Khalid added that Channi is not known as an influential Dalit leader within the party and outside.

According to Khalid, if the party is able to retain the majority in the next Vidhan Sabha, Sidhu will have his way. But before that, Congress will have to solve its infighting problem. The real tug of war will begin when ticket distribution starts, he said.

Ashutosh Kumar, professor of political science at Panjab University, too says that Channi’s appointment signals clearly that it is Sidhu who is calling the shots within the party.

“I think it is Sidhu who vetoed Randhawa since he knew Randhawa was a heavyweight politician and difficult to handle,” he said

After Channi’s announcement, Randhawa told the media that he was not at all disappointed and rather happy with Channi’s elevation.

Meanwhile talking to reporters, finance minister Manpreet Singh Badal noted the value of Congress elevating Punjab’s first Dalit chief minister since Independence.

Captain Amarinder Singh too welcomed the appointment of Channi.

Hectic parleys ending with a surprise

There were hectic parleys throughout the day on Sunday. As there was no consensus on the name of the next chief minister, the Congress even deferred its CLP meeting, held under Punjab Congress affairs in-charge Harish Rawat, and scheduled on Sunday at 11 am.

Every half hour, a new CM face appeared to emerge. Sunil Jakhar, the party’s Hindu face, was the front runner till some time ago. Sources said more than 30 MLAs were in favour of Jakhar, along with the party high command.

But the party had to drop his name after strong resistance from its MPs from Punjab and a section of MLAs who had reservations against appointing a Hindu chief minister in a Sikh-dominated state. There has never been a Hindu chief minister in the state ever since the reorganisation of Punjab in 1966.

Earlier, senior party leader Ambika Soni declined to become the chief minister and favoured a Sikh name. The name of Pratap Singh Bajwa was discussed. But since he did not have a good equation with Sidhu, he was also understood to have ben dropped.

By 3 pm, Sukhjinder Randhawa had been finalised. Party MLAs even gathered at his residence to congratulate him. But by 5 pm, it was Channi’s name which was announced.

Soon after, Channi went to the Punjab governor’s house.

After a nearly one-hour meeting with the governor, Channi told reporters, in the presence of Sidhu and other leaders, outside Punjab Raj Bhawan that he will take oath as chief minister on Monday at 11 am.

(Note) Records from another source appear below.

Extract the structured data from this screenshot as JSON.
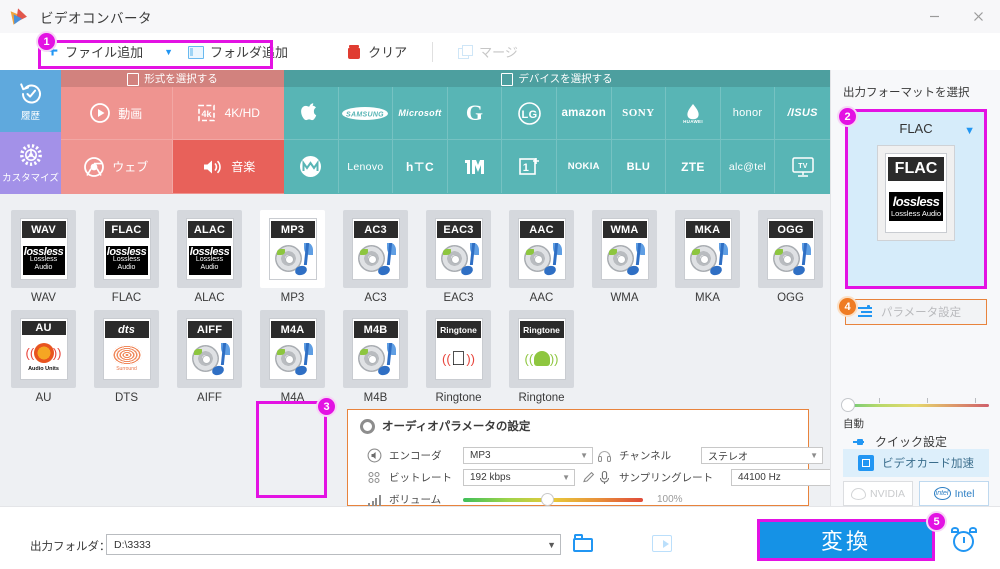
{
  "window": {
    "title": "ビデオコンバータ",
    "minimize_label": "–",
    "close_label": "✕"
  },
  "toolbar": {
    "add_file": "ファイル追加",
    "add_folder": "フォルダ追加",
    "clear": "クリア",
    "merge": "マージ"
  },
  "sidebar": {
    "items": [
      {
        "label": "履歴",
        "icon": "history-icon",
        "color": "#5fa9dd"
      },
      {
        "label": "カスタマイズ",
        "icon": "gear-icon",
        "color": "#a391e8"
      }
    ]
  },
  "categories": {
    "format_header": "形式を選択する",
    "device_header": "デバイスを選択する",
    "format_tiles": [
      {
        "label": "動画",
        "icon": "play-icon",
        "selected": false
      },
      {
        "label": "4K/HD",
        "icon": "4k-icon",
        "selected": false
      },
      {
        "label": "ウェブ",
        "icon": "chrome-icon",
        "selected": false
      },
      {
        "label": "音楽",
        "icon": "speaker-icon",
        "selected": true
      }
    ],
    "device_tiles_row1": [
      "Apple",
      "SAMSUNG",
      "Microsoft",
      "G",
      "LG",
      "amazon",
      "SONY",
      "HUAWEI",
      "honor",
      "ASUS"
    ],
    "device_tiles_row2": [
      "Motorola",
      "Lenovo",
      "hTC",
      "mi",
      "1+",
      "NOKIA",
      "BLU",
      "ZTE",
      "alcatel",
      "TV"
    ]
  },
  "formats": [
    {
      "label": "WAV",
      "tag": "WAV",
      "art": "lossless",
      "selected": false
    },
    {
      "label": "FLAC",
      "tag": "FLAC",
      "art": "lossless",
      "selected": false
    },
    {
      "label": "ALAC",
      "tag": "ALAC",
      "art": "lossless",
      "selected": false
    },
    {
      "label": "MP3",
      "tag": "MP3",
      "art": "cd",
      "selected": true
    },
    {
      "label": "AC3",
      "tag": "AC3",
      "art": "cd",
      "selected": false
    },
    {
      "label": "EAC3",
      "tag": "EAC3",
      "art": "cd",
      "selected": false
    },
    {
      "label": "AAC",
      "tag": "AAC",
      "art": "cd",
      "selected": false
    },
    {
      "label": "WMA",
      "tag": "WMA",
      "art": "cd",
      "selected": false
    },
    {
      "label": "MKA",
      "tag": "MKA",
      "art": "cd",
      "selected": false
    },
    {
      "label": "OGG",
      "tag": "OGG",
      "art": "cd",
      "selected": false
    },
    {
      "label": "AU",
      "tag": "AU",
      "art": "au",
      "selected": false
    },
    {
      "label": "DTS",
      "tag": "dts",
      "art": "dts",
      "selected": false
    },
    {
      "label": "AIFF",
      "tag": "AIFF",
      "art": "cd",
      "selected": false
    },
    {
      "label": "M4A",
      "tag": "M4A",
      "art": "cd",
      "selected": false
    },
    {
      "label": "M4B",
      "tag": "M4B",
      "art": "cd",
      "selected": false
    },
    {
      "label": "Ringtone",
      "tag": "Ringtone",
      "art": "apple",
      "selected": false
    },
    {
      "label": "Ringtone",
      "tag": "Ringtone",
      "art": "android",
      "selected": false
    }
  ],
  "audio_params": {
    "title": "オーディオパラメータの設定",
    "encoder_label": "エンコーダ",
    "encoder_value": "MP3",
    "bitrate_label": "ビットレート",
    "bitrate_value": "192 kbps",
    "volume_label": "ボリューム",
    "volume_value": "100%",
    "channel_label": "チャンネル",
    "channel_value": "ステレオ",
    "samplerate_label": "サンプリングレート",
    "samplerate_value": "44100 Hz"
  },
  "right_panel": {
    "title": "出力フォーマットを選択",
    "format_name": "FLAC",
    "format_tag": "FLAC",
    "format_sub_big": "lossless",
    "format_sub_small": "Lossless Audio",
    "param_button": "パラメータ設定",
    "quick_setting": "クイック設定",
    "speed_label": "自動",
    "gpu_button": "ビデオカード加速",
    "gpu_nvidia": "NVIDIA",
    "gpu_intel": "Intel"
  },
  "bottom": {
    "output_label": "出力フォルダ：",
    "output_path": "D:\\3333",
    "convert_label": "変換"
  },
  "callouts": [
    {
      "number": "1",
      "color": "#e312e3"
    },
    {
      "number": "2",
      "color": "#e312e3"
    },
    {
      "number": "3",
      "color": "#e312e3"
    },
    {
      "number": "4",
      "color": "#ef7c23"
    },
    {
      "number": "5",
      "color": "#e312e3"
    }
  ],
  "colors": {
    "accent_blue": "#1592e6",
    "highlight_magenta": "#e312e3",
    "highlight_orange": "#e8833c",
    "format_strip_red": "#ef9490",
    "format_strip_red_selected": "#e8615a",
    "device_strip_teal": "#58b5b5"
  }
}
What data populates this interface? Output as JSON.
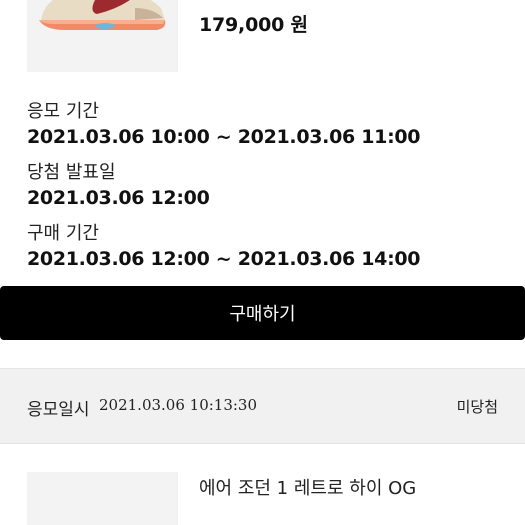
{
  "product_top": {
    "price": "179,000 원",
    "image_icon": "sneaker-image"
  },
  "info": {
    "entry_period_label": "응모 기간",
    "entry_period_value": "2021.03.06 10:00 ~ 2021.03.06 11:00",
    "announce_label": "당첨 발표일",
    "announce_value": "2021.03.06 12:00",
    "purchase_period_label": "구매 기간",
    "purchase_period_value": "2021.03.06 12:00 ~ 2021.03.06 14:00"
  },
  "buy_button": {
    "label": "구매하기"
  },
  "entry_record": {
    "label": "응모일시",
    "datetime": "2021.03.06 10:13:30",
    "status": "미당첨"
  },
  "product_bottom": {
    "name": "에어 조던 1 레트로 하이 OG"
  },
  "colors": {
    "button_bg": "#000000",
    "section_bg": "#f1f1f1"
  }
}
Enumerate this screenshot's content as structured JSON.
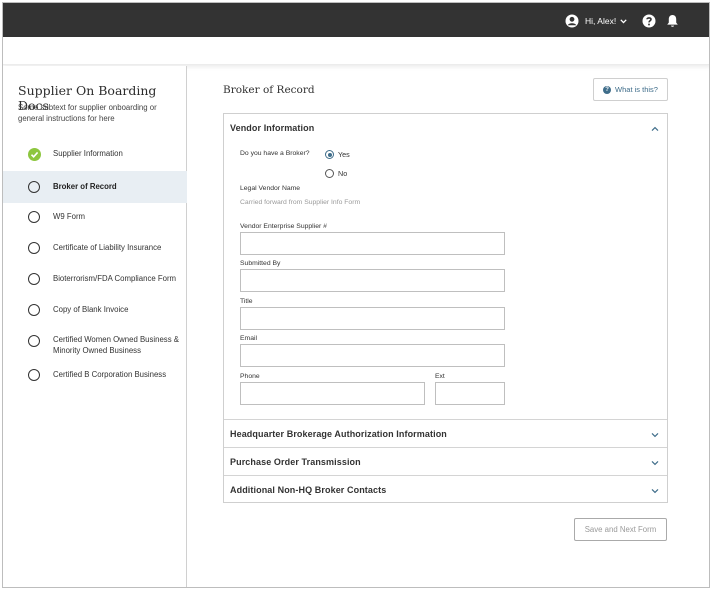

“After the swearing-in ceremony, I, along with party chief Navjot Sidhu, will address the media,” he said.

From councillor to CM

A three-time MLA, Channi, 48, was Minister of Technical Educational and Industrial Training in the outgoing cabinet of Captain Amarinder Singh

He began his political career as a councillor in Chamkaur Sahib municipal body and then served as its head. He was the leader of opposition in the Punjab Vidhan Sabha from 2015 to 2016.

Channi was once a close aide to Captain Amarinder Singh but grew to be an important member of Sidhu’s camp and was instrumental in the ouster of Singh. He often blamed the Captain for surrendering the government to bureaucracy and his internal circle.

Not without controversies

Channi has had his share of controversies in the past.

There were media reports in May on the Punjab Women Commission issuing a notice to the Chief Secretary seeking a status report within a week in a two-and-a-half-year old case of alleged harassment of a women IAS officer, involving Channi.

The matter involved Channi allegedly sending inappropriate messages to the IAS officer’s phone.

Channi had alleged that a political conspiracy was afoot against him, and that the allegations were not true.

Soon after the announcement, BJP’s ‘IT cell’ in-charge Amit Malviya issued a tweet on the matter.

Meanwhile, the Aam Aadmi Party (AAP) on Sunday issued a very guarded statement on Channi’s appointment.

In a statement, AAP expressed hope that Channi will fulfil all promises made by the Congress in 2017 during his four or five-month tenure, as the ruling Congress has not been able to deliver on a single promise.

The AAP said the last four-and-a-half years of infighting in the Congress for ‘grabbing and building chairs’ had wiped out the entire system of government in Punjab and that people have had to pay a heavy price for this.